WHAT YOU SHOULD DO » From the records below, copy each line in which the string "label" occurs.
═══ DATA EXTRACTS
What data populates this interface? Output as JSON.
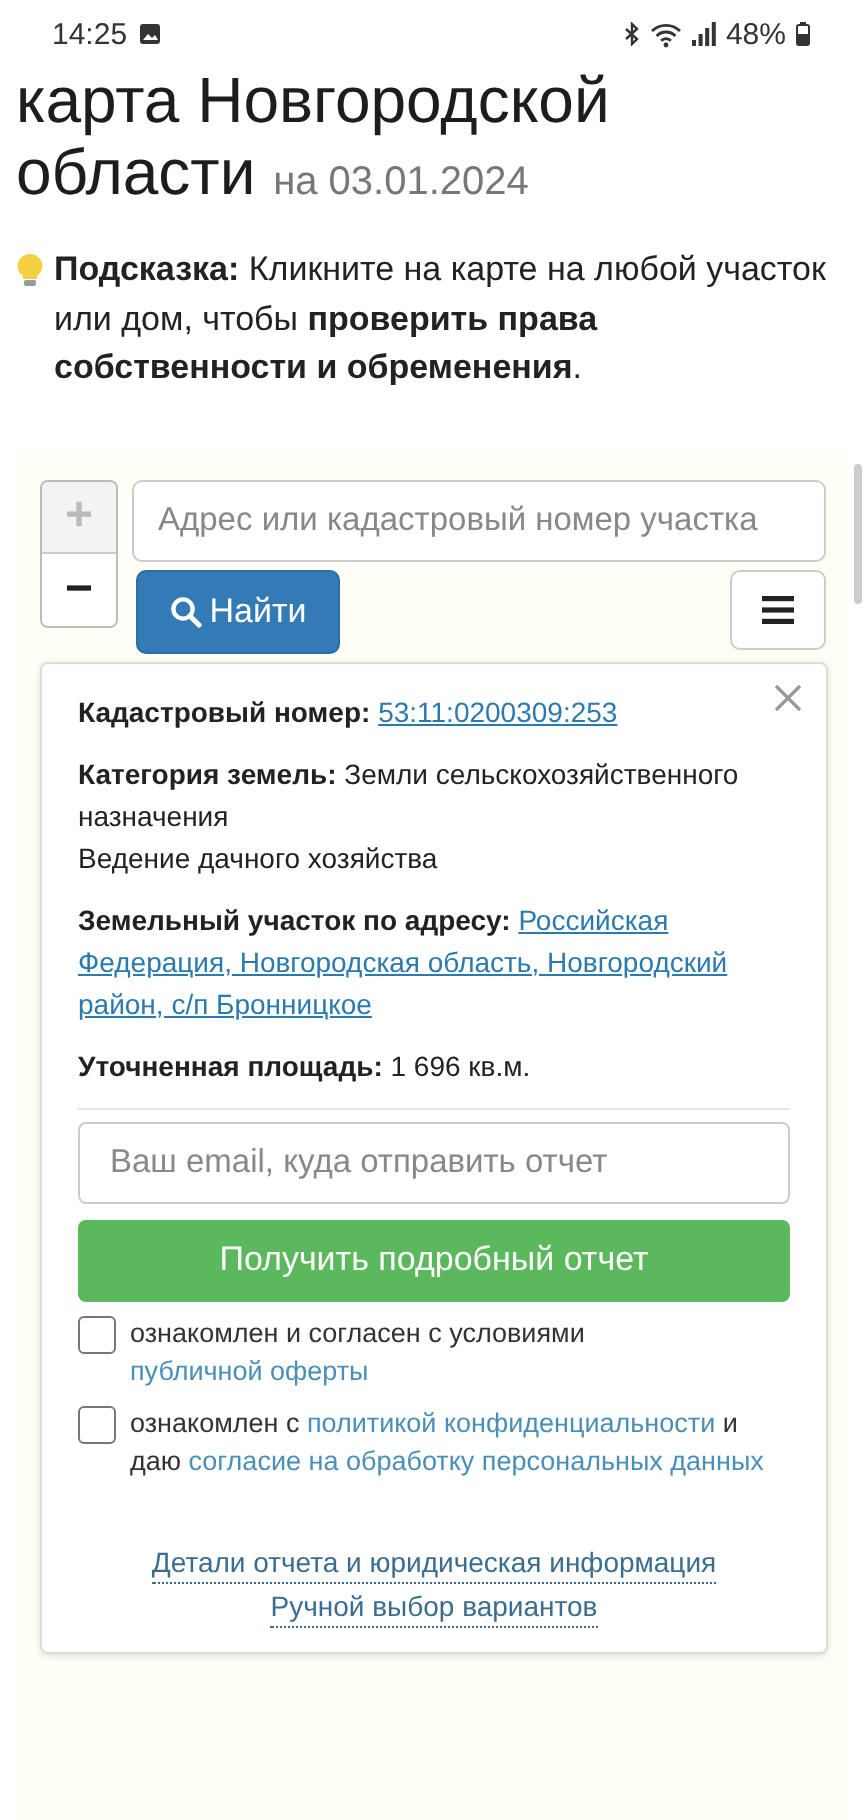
{
  "status_bar": {
    "time": "14:25",
    "battery": "48%"
  },
  "heading": {
    "title": "карта Новгородской области",
    "date": "на 03.01.2024"
  },
  "hint": {
    "text": "**Подсказка:** Кликните на карте на любой участок или дом, чтобы **проверить права собственности и обременения**."
  },
  "map": {
    "zoom": [
      {
        "label": "+",
        "disabled": true
      },
      {
        "label": "−",
        "disabled": false
      }
    ],
    "search": {
      "placeholder": "Адрес или кадастровый номер участка"
    },
    "find_button": "Найти",
    "popup": {
      "fields": [
        {
          "kind": "link",
          "label": "Кадастровый номер:",
          "value": "53:11:0200309:253"
        },
        {
          "kind": "text",
          "label": "Категория земель:",
          "value": "Земли сельскохозяйственного назначения",
          "note": "Ведение дачного хозяйства"
        },
        {
          "kind": "link",
          "label": "Земельный участок по адресу:",
          "value": "Российская Федерация, Новгородская область, Новгородский район, с/п Бронницкое"
        },
        {
          "kind": "text",
          "label": "Уточненная площадь:",
          "value": "1 696 кв.м."
        }
      ],
      "email": {
        "placeholder": "Ваш email, куда отправить отчет"
      },
      "submit_button": "Получить подробный отчет",
      "agreements": [
        {
          "checked": false,
          "parts": [
            {
              "text": "ознакомлен и согласен с условиями ",
              "link": false
            },
            {
              "text": "публичной оферты",
              "link": true
            }
          ]
        },
        {
          "checked": false,
          "parts": [
            {
              "text": "ознакомлен с ",
              "link": false
            },
            {
              "text": "политикой конфиденциальности",
              "link": true
            },
            {
              "text": " и даю ",
              "link": false
            },
            {
              "text": "согласие на обработку персональных данных",
              "link": true
            }
          ]
        }
      ],
      "footer_links": [
        "Детали отчета и юридическая информация",
        "Ручной выбор вариантов"
      ]
    }
  }
}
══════
OUTPUT OF THE EXERCISE »
        "label": "+",
        "label": "−",
          "label": "Кадастровый номер:",
          "label": "Категория земель:",
          "label": "Земельный участок по адресу:",
          "label": "Уточненная площадь:",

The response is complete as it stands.